In the summer of 2014, the government embarked upon one of the most detailed reviews of the Special Educational Needs and Disability reforms (SEND) for nearly 30 years. If you foster, this is important since the expectation for children and young people with SEND needs, is exactly the same for all young people. This is that during their early years at school and then in college, they reach their full potential: that, in short, they achieve.he expectation for children and young people with SEND needs, is exactly the same for all young people. This is that during their early years at school and then in college, they reach their full potential: that, in short, they achieve. If they fail to do this, they cannot go on to lead happy and fulfilled lives.
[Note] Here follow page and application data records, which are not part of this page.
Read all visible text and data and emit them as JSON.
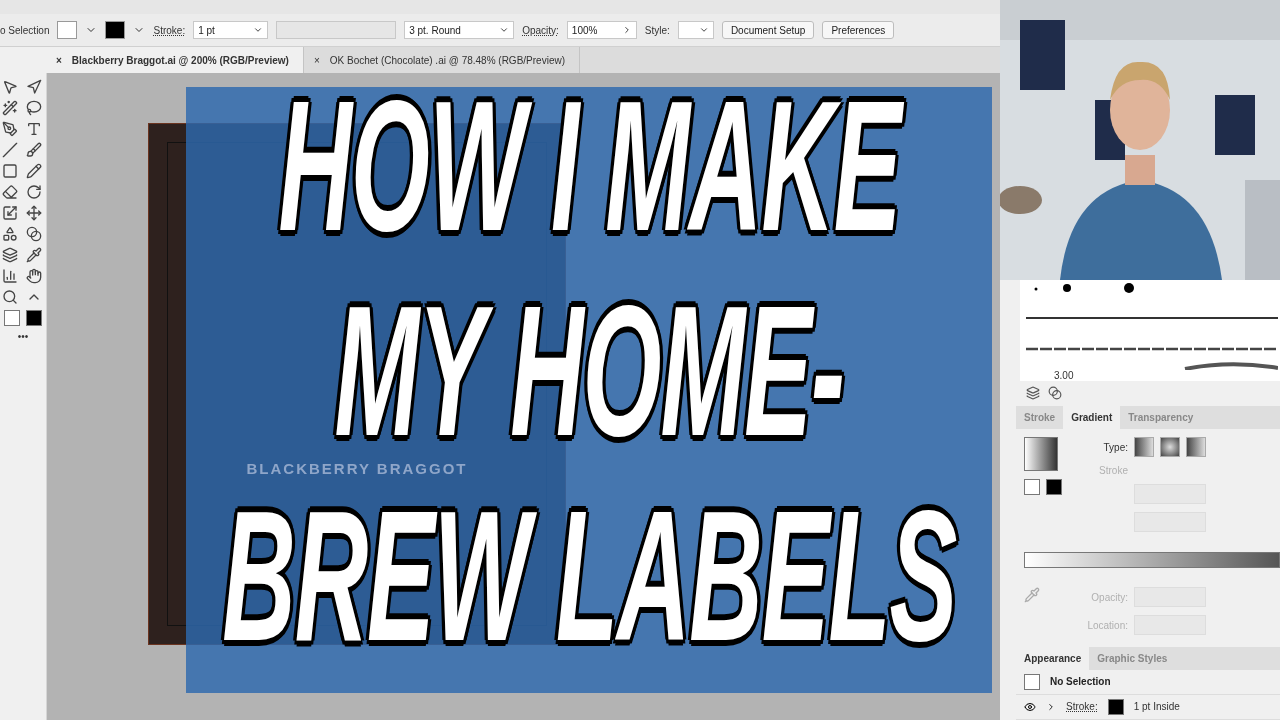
{
  "control_bar": {
    "selection": "o Selection",
    "stroke_label": "Stroke:",
    "stroke_weight": "1 pt",
    "brush": "3 pt. Round",
    "opacity_label": "Opacity:",
    "opacity": "100%",
    "style_label": "Style:",
    "buttons": [
      "Document Setup",
      "Preferences"
    ]
  },
  "document_tabs": [
    {
      "close": "×",
      "label": "Blackberry Braggot.ai @ 200% (RGB/Preview)",
      "selected": true
    },
    {
      "close": "×",
      "label": "OK Bochet (Chocolate) .ai @ 78.48% (RGB/Preview)",
      "selected": false
    }
  ],
  "toolbar": {
    "more": "•••"
  },
  "artboard": {
    "banner": "BLACKBERRY BRAGGOT"
  },
  "headline": [
    "HOW I MAKE",
    "MY HOME-",
    "BREW LABELS"
  ],
  "brushes": {
    "size": "3.00"
  },
  "panel_tabs": [
    {
      "label": "Stroke",
      "selected": false
    },
    {
      "label": "Gradient",
      "selected": true
    },
    {
      "label": "Transparency",
      "selected": false
    }
  ],
  "gradient": {
    "type_label": "Type:",
    "fields": [
      {
        "label": "Stroke",
        "disabled": true
      },
      {
        "label": "Opacity:",
        "disabled": true
      },
      {
        "label": "Location:",
        "disabled": true
      }
    ]
  },
  "appearance_tabs": [
    {
      "label": "Appearance",
      "selected": true
    },
    {
      "label": "Graphic Styles",
      "selected": false
    }
  ],
  "appearance": {
    "title": "No Selection",
    "rows": [
      {
        "label": "Stroke:",
        "value": "1 pt Inside"
      }
    ]
  }
}
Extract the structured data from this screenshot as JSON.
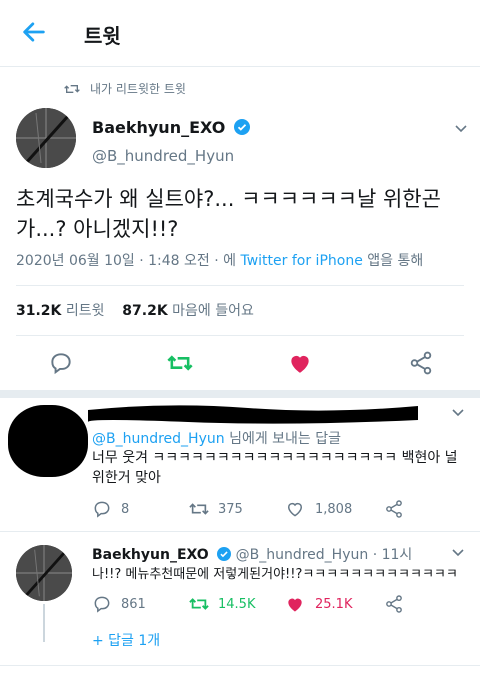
{
  "header": {
    "title": "트윗"
  },
  "retweet_context": {
    "text": "내가 리트윗한 트윗"
  },
  "tweet": {
    "author_name": "Baekhyun_EXO",
    "author_handle": "@B_hundred_Hyun",
    "text": "초계국수가 왜 실트야?... ㅋㅋㅋㅋㅋㅋ날 위한곤가...? 아니겠지!!?",
    "timestamp": "2020년 06월 10일 · 1:48 오전 · 에",
    "source": "Twitter for iPhone",
    "source_suffix": "앱을 통해",
    "retweets_count": "31.2K",
    "retweets_label": "리트윗",
    "likes_count": "87.2K",
    "likes_label": "마음에 들어요"
  },
  "replies": [
    {
      "reply_to_handle": "@B_hundred_Hyun",
      "reply_to_suffix": "님에게 보내는 답글",
      "text": "너무 웃겨 ㅋㅋㅋㅋㅋㅋㅋㅋㅋㅋㅋㅋㅋㅋㅋㅋㅋㅋㅋ 백현아 널 위한거 맞아",
      "reply_count": "8",
      "retweet_count": "375",
      "like_count": "1,808"
    },
    {
      "author_name": "Baekhyun_EXO",
      "author_handle": "@B_hundred_Hyun",
      "time": "· 11시",
      "text": "나!!? 메뉴추천때문에 저렇게된거야!!?ㅋㅋㅋㅋㅋㅋㅋㅋㅋㅋㅋㅋㅋ",
      "reply_count": "861",
      "retweet_count": "14.5K",
      "like_count": "25.1K"
    }
  ],
  "more_replies": "+ 답글 1개",
  "colors": {
    "accent": "#1da1f2",
    "retweet_green": "#17bf63",
    "like_red": "#e0245e",
    "muted": "#657786"
  }
}
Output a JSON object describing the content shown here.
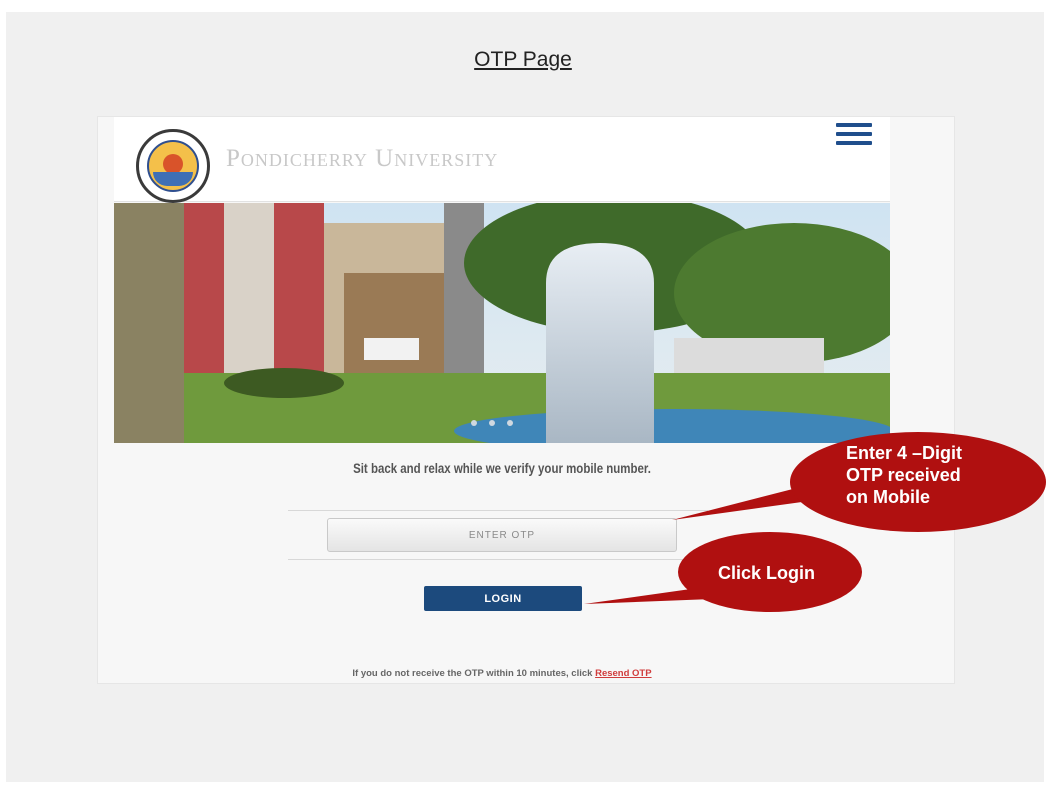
{
  "page": {
    "title": "OTP Page"
  },
  "app": {
    "university_name": "Pondicherry University",
    "menu_icon": "hamburger-menu-icon",
    "tagline": "Sit back and relax while we verify your mobile number.",
    "otp_placeholder": "ENTER OTP",
    "login_label": "LOGIN",
    "footer_text": "If you do not receive the OTP within 10 minutes, click ",
    "resend_label": "Resend OTP"
  },
  "callouts": {
    "otp": "Enter 4 –Digit OTP received on Mobile",
    "otp_lines": [
      "Enter 4 –Digit",
      "OTP received",
      "on Mobile"
    ],
    "login": "Click Login"
  },
  "colors": {
    "brand_blue": "#1c4a7d",
    "callout_red": "#b01010",
    "link_red": "#d03c3c"
  }
}
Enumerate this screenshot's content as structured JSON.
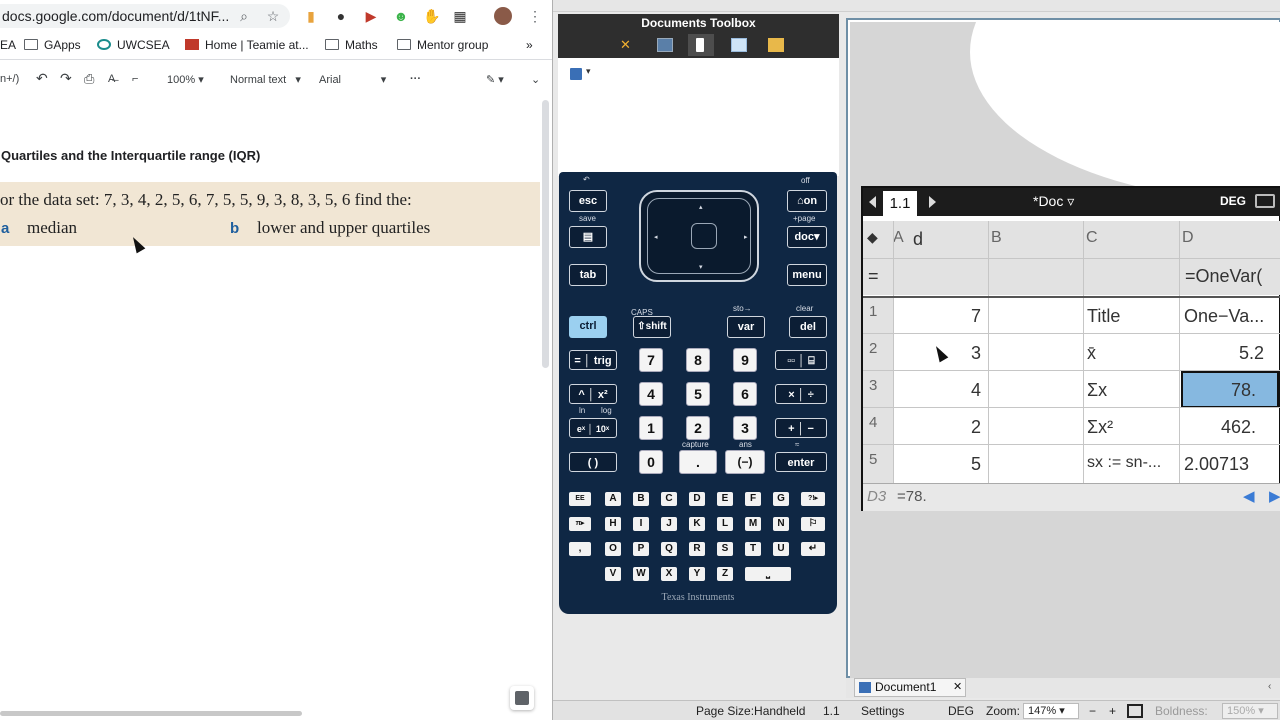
{
  "browser": {
    "url": "docs.google.com/document/d/1tNF...",
    "bookmarks": [
      "EA",
      "GApps",
      "UWCSEA",
      "Home | Teamie at...",
      "Maths",
      "Mentor group"
    ],
    "more": "»"
  },
  "doc_toolbar": {
    "shortcut": "n+/)",
    "zoom": "100%",
    "style": "Normal text",
    "font": "Arial",
    "more": "···"
  },
  "doc": {
    "heading": "Quartiles and the Interquartile range (IQR)",
    "problem": "or the data set:    7, 3, 4, 2, 5, 6, 7, 5, 5, 9, 3, 8, 3, 5, 6    find the:",
    "part_a_label": "a",
    "part_a_text": "median",
    "part_b_label": "b",
    "part_b_text": "lower and upper quartiles"
  },
  "toolbox": {
    "title": "Documents Toolbox"
  },
  "calculator": {
    "top_labels": {
      "esc_above": "↶",
      "off": "off",
      "save": "save",
      "page": "+page",
      "capture_lbl": "capture",
      "ans": "ans",
      "approx": "≈",
      "caps": "CAPS",
      "sto": "sto→",
      "clear": "clear",
      "ln": "ln",
      "log": "log"
    },
    "keys": {
      "esc": "esc",
      "on": "⌂on",
      "scratch": "▤",
      "doc": "doc▾",
      "tab": "tab",
      "menu": "menu",
      "ctrl": "ctrl",
      "shift": "⇧shift",
      "var": "var",
      "del": "del",
      "eq": "=",
      "trig": "trig",
      "pow": "^",
      "sq": "x²",
      "ex": "eˣ",
      "tenx": "10ˣ",
      "paren": "(   )",
      "n7": "7",
      "n8": "8",
      "n9": "9",
      "n4": "4",
      "n5": "5",
      "n6": "6",
      "n1": "1",
      "n2": "2",
      "n3": "3",
      "n0": "0",
      "dot": ".",
      "neg": "(−)",
      "frac": "▫▫",
      "book": "⌸",
      "mul": "×",
      "div": "÷",
      "add": "+",
      "sub": "−",
      "enter": "enter"
    },
    "letters_row1": [
      "EE",
      "A",
      "B",
      "C",
      "D",
      "E",
      "F",
      "G",
      "?!▸"
    ],
    "letters_row2": [
      "π▸",
      "H",
      "I",
      "J",
      "K",
      "L",
      "M",
      "N",
      "⚐"
    ],
    "letters_row3": [
      ",",
      "O",
      "P",
      "Q",
      "R",
      "S",
      "T",
      "U",
      "↵"
    ],
    "letters_row4": [
      "V",
      "W",
      "X",
      "Y",
      "Z",
      "⎵"
    ],
    "brand": "Texas Instruments"
  },
  "spreadsheet": {
    "page_tab": "1.1",
    "doc_name": "*Doc",
    "mode": "DEG",
    "columns": [
      "A",
      "B",
      "C",
      "D"
    ],
    "col_a_name": "d",
    "formula_row_d": "=OneVar(",
    "rows": [
      {
        "n": "1",
        "a": "7",
        "c": "Title",
        "d": "One−Va..."
      },
      {
        "n": "2",
        "a": "3",
        "c": "x̄",
        "d": "5.2"
      },
      {
        "n": "3",
        "a": "4",
        "c": "Σx",
        "d": "78."
      },
      {
        "n": "4",
        "a": "2",
        "c": "Σx²",
        "d": "462."
      },
      {
        "n": "5",
        "a": "5",
        "c": "sx := sn-...",
        "d": "2.00713"
      }
    ],
    "eq_symbol": "=",
    "selected_cell": "D3",
    "entry_value": "=78."
  },
  "tabs": {
    "document": "Document1",
    "close": "✕"
  },
  "status": {
    "page_size": "Page Size:Handheld",
    "page": "1.1",
    "settings": "Settings",
    "mode": "DEG",
    "zoom_label": "Zoom:",
    "zoom": "147%",
    "boldness_label": "Boldness:",
    "boldness": "150%"
  },
  "colors": {
    "problem_bg": "#f1e6d4",
    "label_blue": "#1f5f9e",
    "calc_body": "#0f2744",
    "selected_cell": "#86b8e0"
  }
}
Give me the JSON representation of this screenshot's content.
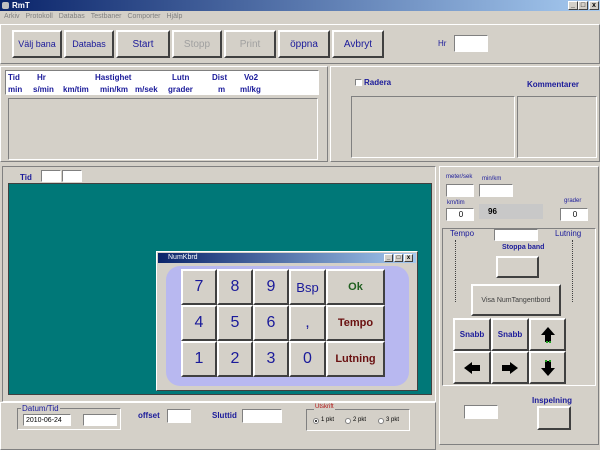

As a result of changes being made to the reforms, new legal duties were placed on local authorities, this meant that from September 1st 2014:
No new Statements of SEN (Special Educational Needs were to be written
Existing Statements of SEN were to be transferred to an EHC plan (Education Health Care)
A local offer was to be published outlining local and national services that parents/carer can access
A Transition Plan for the transfer of SEN Statements to the EHC plan is to be completed by April 2018
So as 2016 draws to a close, it is likely that people who foster will now be reasonably familiar with the EHCP (Education, Health Care Plan) as well as the PEP (Personal Education Plan). Before they existed there had simply not been enough emphasis on including the participation, wishes and views of children and young people – as well as their parents and foster carers.
In essence, then, both the EHCP and the PEP exist to guide, support and facilitate the journey of a young person through their education. The vision is that they will play a major role in preparing; indeed even forming a young person, to make a success of fitting into the adult world.
If you foster, it is useful to know that the SEND reforms have also had consequences for schools themselves. Changes have been instigated in the planning and assessment for educational establishments. The approach taken is graduated so as to identify and meet Special Educational Needs. SEN is about putting in place support which is based on an ongoing series of actions which consist of planning, assessment and deliberation and review. So where the SEN support structures have been put in place and the child or young person has failed to make the required progress, the option to ask for an Education, Health and Care Needs Assessment exists.
The Education, Health and Care Plan, encompasses:
the bringing of a child or young person’s education, health and social care needs into one single legal document;
the EHCP is person centred with particular focus on outcomes;
the age range of an EHC is 0 – 25
focus is also given to the feelings, wishes and aspirations of a child or young person;
the intention is that the voice of a child or young person will be strongly represented;
for a foster child, the assessment is to be carried out by the local authority where the child lives (it may be that this is not the same one as looks after the child).
The Personal Education Plan operational criteria:
each ‘looked after child’ will have their own Care Plan. This will set out how the care needs of a child or young person will be met by the local authority;
every Local Authority will have a responsibility for ‘looked after children’: each authority will be that child’s corporate parent;
the Care Plan must include both a Health Plan and a Personal Education Plan which will address the child or young person’s health and education needs;
it should be remembered that these assessments may identify a child or young person’s SEN;
SEN professionals are expected to work with all other professionals who have an involvement in the life of a child, as a consequence of their ‘looked after’ status;
all the maintained schools, including free schools and academies have to appoint a teacher for ‘looked after children’. This person hasn’t to liaise closely with SENCO (Special Education Needs Co-ordinator) to ensure all staff understand the implications of a child being looked after as well as having SEN;
it is essential that any child or young person is involved – along with their foster carers and where appropriate their parents – with any decisions related to the planning process.
Considering you might foster children? Then explore ‘Rainbow Rewards’
At Rainbow fostering services we pay a bonus of £500, so if you can refer someone to be a carer: you’ll receive the money once your referral has gone ahead and been approved – and the first placement has been accepted. Foster carers who are transferring to the Rainbow can also benefit from a bonus once approved to foster with us: this will be a payment made for foster carers who already look after youngsters on a long-term basis.
And the good news at the end of this particular rainbow…we have had some great feedback from some of the children at our ‘Children’s Awards’ held in November: specifically, those who had the talent and nerve to wield a microphone and get up and sing to all those assembled, have got back to us registering their interest to participate in our forthcoming music workshops.
More Fostering News – to keep you informed and up to date
To catch up with this and other recent news items relating to fostering children and our people, visit: http://bit.ly/2e8PrIK